  • Reach – The number of users who see your content either organically (unpaid) or Paid reach; for this metric, every user is only counted once, so you can measure how many unique individuals have seen your content, not just how many times it was displayed.
  • Engagement Rate – This is a measurement of how many times people have engaged with your post, actions such as likes, shares, comments or clicks.

To successfully measure all of your platform-specific metrics, you must use each platform’s respective analytics, such as Facebook and Instagram insights or Twitter analytics.

How to Measure the ROI of my Social Media Campaigns?

ROI calculations generally remain the same irrespective of which platform you choose to run your campaigns on. The calculation itself will never change; all that will change is the costs involved in generating a campaign on each platform. As we have mentioned before, the man hours involved in planning, creation, scheduling and with platforms such as social media – interaction-based tasks, ensuring your audience knows you are there and happy to reply to them. However, even this can be automated – to a point – depending on how authentic you wish to remain. Then, you input this number into the ROI calculation along with the revenue of your campaign. You will find the profit it has generated for your company.

Need Help Tracking your KPIs and Conversions?

Brand+Machine powered by Web Geeks is a marketing software developed to give you the power to do just that! Brand+Machine has an impressive arsenal of inbuilt analytics that will help you track all types of digital marketing campaigns. From email marketing to SEO, it can not only help you to track the results of your campaign but also to develop the campaigns, generate forms and surveys, and track your project progress all in one intuitive application. It can even help you to automate various steps of your campaign so that no step is ever missed. And with its ability to integrate other services, such as Google Analytics, it really does cover all of your bases.

Contact us today to find out more about Brand+Machine and how it can help you with your analytics, campaigns and other marketing activities, as well as your day-to-day business processes.

Key Takeaways

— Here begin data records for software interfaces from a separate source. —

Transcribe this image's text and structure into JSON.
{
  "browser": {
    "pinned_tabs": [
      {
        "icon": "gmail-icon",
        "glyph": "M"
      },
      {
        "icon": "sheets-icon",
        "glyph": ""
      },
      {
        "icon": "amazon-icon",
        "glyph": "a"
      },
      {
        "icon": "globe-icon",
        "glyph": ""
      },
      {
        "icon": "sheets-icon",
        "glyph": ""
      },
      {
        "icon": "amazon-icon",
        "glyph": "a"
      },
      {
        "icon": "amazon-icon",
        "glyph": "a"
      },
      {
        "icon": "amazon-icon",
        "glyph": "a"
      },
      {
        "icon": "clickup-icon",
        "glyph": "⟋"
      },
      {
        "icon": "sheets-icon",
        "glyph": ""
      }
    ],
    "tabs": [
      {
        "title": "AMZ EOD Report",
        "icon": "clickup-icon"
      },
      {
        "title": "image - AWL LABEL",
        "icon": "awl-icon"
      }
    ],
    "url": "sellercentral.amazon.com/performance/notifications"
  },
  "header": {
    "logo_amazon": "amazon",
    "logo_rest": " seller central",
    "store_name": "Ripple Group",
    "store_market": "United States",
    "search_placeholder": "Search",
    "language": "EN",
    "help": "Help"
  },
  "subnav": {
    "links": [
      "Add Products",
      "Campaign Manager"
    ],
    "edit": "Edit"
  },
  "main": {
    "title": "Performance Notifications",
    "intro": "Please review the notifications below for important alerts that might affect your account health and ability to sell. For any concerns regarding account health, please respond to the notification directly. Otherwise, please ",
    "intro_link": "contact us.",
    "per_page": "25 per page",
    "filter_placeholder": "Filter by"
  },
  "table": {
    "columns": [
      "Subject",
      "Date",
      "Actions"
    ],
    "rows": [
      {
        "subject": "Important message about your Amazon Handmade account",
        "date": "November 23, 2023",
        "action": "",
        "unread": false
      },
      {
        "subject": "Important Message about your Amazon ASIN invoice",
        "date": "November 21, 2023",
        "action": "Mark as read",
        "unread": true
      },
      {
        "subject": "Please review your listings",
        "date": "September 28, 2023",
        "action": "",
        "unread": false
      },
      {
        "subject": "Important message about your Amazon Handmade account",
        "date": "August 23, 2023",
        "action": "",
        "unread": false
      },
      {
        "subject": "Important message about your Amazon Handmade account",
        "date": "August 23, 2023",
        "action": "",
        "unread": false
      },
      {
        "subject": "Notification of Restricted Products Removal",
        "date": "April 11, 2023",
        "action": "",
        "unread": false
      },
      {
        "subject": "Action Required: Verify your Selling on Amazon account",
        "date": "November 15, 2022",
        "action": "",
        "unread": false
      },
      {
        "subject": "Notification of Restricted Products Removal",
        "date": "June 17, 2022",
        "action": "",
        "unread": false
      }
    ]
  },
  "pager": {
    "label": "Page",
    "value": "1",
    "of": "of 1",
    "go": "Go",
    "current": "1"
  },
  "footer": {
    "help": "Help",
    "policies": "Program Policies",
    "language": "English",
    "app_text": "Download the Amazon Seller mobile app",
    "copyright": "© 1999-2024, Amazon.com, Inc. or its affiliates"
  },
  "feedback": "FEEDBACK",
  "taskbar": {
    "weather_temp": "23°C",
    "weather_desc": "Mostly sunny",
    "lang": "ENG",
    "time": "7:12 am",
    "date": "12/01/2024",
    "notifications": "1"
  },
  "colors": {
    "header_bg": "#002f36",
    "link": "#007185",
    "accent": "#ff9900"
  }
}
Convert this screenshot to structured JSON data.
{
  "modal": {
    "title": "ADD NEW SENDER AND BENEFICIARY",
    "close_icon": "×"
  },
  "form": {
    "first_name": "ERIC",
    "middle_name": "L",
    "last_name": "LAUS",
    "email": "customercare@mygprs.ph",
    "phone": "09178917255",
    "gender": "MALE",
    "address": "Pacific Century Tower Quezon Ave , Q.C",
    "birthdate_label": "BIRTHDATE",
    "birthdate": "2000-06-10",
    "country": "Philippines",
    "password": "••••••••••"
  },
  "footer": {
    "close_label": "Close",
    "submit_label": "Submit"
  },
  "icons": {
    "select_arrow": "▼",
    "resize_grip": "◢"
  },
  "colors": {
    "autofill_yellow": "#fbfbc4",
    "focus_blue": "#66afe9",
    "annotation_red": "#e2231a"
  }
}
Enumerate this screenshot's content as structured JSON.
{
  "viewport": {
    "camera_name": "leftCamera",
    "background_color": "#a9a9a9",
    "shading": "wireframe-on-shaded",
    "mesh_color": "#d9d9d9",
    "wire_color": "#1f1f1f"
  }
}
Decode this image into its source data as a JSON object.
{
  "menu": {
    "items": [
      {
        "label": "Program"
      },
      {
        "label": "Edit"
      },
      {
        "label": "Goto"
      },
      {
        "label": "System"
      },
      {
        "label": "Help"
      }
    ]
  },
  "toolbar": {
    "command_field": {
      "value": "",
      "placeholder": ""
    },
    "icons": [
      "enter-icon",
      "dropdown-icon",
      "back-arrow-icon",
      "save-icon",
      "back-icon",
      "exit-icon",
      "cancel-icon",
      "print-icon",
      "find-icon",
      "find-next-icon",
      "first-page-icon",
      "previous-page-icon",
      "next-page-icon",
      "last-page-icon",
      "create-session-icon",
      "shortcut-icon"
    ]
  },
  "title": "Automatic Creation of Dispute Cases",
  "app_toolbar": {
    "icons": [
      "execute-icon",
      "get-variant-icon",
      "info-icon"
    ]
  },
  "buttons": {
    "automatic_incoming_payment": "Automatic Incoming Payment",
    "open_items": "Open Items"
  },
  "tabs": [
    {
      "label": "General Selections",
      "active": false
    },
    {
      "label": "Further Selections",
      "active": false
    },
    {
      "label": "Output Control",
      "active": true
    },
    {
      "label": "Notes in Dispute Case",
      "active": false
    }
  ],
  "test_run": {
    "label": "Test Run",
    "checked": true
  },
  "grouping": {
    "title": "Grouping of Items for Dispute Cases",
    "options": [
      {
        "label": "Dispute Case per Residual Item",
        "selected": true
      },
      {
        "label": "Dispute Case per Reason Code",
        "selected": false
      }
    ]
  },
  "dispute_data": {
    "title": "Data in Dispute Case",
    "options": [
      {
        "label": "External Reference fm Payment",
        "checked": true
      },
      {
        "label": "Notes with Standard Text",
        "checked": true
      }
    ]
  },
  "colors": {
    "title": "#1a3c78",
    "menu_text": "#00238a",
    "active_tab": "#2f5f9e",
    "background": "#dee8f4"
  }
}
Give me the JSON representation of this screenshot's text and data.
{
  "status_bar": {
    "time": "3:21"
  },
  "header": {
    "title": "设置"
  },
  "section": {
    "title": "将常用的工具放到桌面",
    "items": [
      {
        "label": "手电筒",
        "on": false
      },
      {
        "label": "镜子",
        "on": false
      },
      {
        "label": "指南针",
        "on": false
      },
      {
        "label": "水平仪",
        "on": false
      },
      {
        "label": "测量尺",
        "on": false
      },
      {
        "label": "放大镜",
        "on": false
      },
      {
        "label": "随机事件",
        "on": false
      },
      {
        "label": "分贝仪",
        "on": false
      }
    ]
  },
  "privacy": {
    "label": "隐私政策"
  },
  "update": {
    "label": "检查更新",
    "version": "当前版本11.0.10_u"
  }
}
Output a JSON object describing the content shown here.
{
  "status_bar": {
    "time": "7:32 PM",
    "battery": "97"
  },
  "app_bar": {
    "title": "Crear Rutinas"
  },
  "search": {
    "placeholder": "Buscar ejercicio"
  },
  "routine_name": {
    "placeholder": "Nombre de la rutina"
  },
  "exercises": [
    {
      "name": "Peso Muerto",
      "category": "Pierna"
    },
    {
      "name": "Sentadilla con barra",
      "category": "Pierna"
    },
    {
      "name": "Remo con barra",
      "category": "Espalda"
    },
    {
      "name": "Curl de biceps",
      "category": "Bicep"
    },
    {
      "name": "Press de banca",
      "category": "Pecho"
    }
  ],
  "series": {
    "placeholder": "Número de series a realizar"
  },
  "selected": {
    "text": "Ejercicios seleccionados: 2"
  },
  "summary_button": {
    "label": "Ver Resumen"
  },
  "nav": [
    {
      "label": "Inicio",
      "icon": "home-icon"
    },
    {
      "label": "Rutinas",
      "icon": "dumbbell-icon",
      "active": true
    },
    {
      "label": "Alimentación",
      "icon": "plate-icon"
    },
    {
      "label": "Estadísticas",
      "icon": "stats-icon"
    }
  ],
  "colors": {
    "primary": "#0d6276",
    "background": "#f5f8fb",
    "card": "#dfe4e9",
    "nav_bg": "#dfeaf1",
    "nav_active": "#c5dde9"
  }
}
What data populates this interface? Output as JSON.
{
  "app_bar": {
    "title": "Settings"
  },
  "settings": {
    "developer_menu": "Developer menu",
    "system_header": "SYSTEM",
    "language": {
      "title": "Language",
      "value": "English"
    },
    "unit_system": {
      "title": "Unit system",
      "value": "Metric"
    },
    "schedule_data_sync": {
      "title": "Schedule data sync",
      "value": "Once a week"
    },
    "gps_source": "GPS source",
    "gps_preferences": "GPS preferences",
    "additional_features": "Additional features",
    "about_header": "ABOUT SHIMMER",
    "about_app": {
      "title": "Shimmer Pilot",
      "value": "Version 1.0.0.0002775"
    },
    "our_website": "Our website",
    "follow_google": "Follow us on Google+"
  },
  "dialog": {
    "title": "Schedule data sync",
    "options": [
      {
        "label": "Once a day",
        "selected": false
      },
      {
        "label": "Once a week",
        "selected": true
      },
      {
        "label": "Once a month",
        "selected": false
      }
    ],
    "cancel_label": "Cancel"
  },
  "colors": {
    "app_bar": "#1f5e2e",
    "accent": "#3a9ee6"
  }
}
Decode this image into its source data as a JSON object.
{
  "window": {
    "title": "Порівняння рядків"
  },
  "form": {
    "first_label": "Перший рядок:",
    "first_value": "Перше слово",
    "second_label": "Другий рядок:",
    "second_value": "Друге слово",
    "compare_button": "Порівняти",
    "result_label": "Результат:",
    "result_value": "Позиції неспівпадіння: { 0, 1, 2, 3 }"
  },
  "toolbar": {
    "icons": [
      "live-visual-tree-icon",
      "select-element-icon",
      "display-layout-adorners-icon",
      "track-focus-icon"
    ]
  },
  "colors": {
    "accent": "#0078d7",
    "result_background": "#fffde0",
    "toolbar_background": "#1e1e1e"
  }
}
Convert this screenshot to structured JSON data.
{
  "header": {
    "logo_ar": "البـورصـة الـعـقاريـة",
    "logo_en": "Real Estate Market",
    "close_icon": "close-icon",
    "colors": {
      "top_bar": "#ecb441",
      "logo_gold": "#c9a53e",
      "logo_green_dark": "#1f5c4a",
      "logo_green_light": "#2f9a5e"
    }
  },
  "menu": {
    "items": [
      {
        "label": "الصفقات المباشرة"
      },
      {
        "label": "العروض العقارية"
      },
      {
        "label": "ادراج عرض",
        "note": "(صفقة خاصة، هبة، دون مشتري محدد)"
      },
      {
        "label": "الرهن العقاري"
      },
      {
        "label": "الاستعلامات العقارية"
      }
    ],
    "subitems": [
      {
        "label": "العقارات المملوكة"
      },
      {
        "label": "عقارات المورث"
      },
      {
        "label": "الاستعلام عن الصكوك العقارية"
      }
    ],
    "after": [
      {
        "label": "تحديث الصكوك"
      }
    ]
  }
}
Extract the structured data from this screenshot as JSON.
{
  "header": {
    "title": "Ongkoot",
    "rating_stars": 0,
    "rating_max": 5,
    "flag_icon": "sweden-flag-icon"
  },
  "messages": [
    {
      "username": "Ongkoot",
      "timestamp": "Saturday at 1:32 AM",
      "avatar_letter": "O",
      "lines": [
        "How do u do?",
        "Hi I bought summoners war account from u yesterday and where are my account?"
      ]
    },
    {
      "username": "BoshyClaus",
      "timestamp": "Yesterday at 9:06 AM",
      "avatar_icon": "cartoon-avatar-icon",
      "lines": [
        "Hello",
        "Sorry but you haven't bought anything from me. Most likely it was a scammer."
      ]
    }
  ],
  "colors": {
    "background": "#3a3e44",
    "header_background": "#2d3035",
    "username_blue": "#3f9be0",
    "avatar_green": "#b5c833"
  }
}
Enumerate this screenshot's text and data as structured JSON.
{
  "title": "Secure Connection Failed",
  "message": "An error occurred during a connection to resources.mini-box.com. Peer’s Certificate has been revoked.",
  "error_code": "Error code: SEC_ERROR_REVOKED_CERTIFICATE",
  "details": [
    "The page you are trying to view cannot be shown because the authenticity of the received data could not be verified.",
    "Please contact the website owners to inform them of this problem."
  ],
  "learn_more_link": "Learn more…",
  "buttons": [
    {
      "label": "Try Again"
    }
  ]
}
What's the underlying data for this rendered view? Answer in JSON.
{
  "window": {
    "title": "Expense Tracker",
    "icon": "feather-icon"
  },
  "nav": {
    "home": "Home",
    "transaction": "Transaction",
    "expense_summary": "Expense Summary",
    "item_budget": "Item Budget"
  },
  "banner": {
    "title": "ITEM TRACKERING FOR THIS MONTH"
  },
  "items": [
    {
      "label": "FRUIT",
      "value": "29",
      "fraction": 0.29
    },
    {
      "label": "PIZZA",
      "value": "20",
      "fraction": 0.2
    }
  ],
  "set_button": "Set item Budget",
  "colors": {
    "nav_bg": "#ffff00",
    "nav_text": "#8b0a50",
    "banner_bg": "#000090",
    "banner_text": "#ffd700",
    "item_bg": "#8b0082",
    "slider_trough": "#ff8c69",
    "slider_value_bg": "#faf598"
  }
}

  • Before you are able to measure the results of your campaigns, you must clearly define their goals and set relevant KPIs
  • KPIs can vary depending on the type of campaign you are running and its method of delivery.
  • Conversion rate is a KPI that is self-defined according to brand and marketing goals.
  • The use of benchmarks allows us to judge the success of our campaigns in comparison to previous campaigns or industry averages.
  • The calculation for ROI always remains the same ROI = ( (Revenue-Cost)/Cost) x 100
  • Email marketing normally has the best ROI due to its cost-effectiveness and the direct method of delivering your campaign.
  • Even though you can calculate ROI from direct sales of a campaign, other factors must also be taken into consideration, such as a customer’s lifetime value.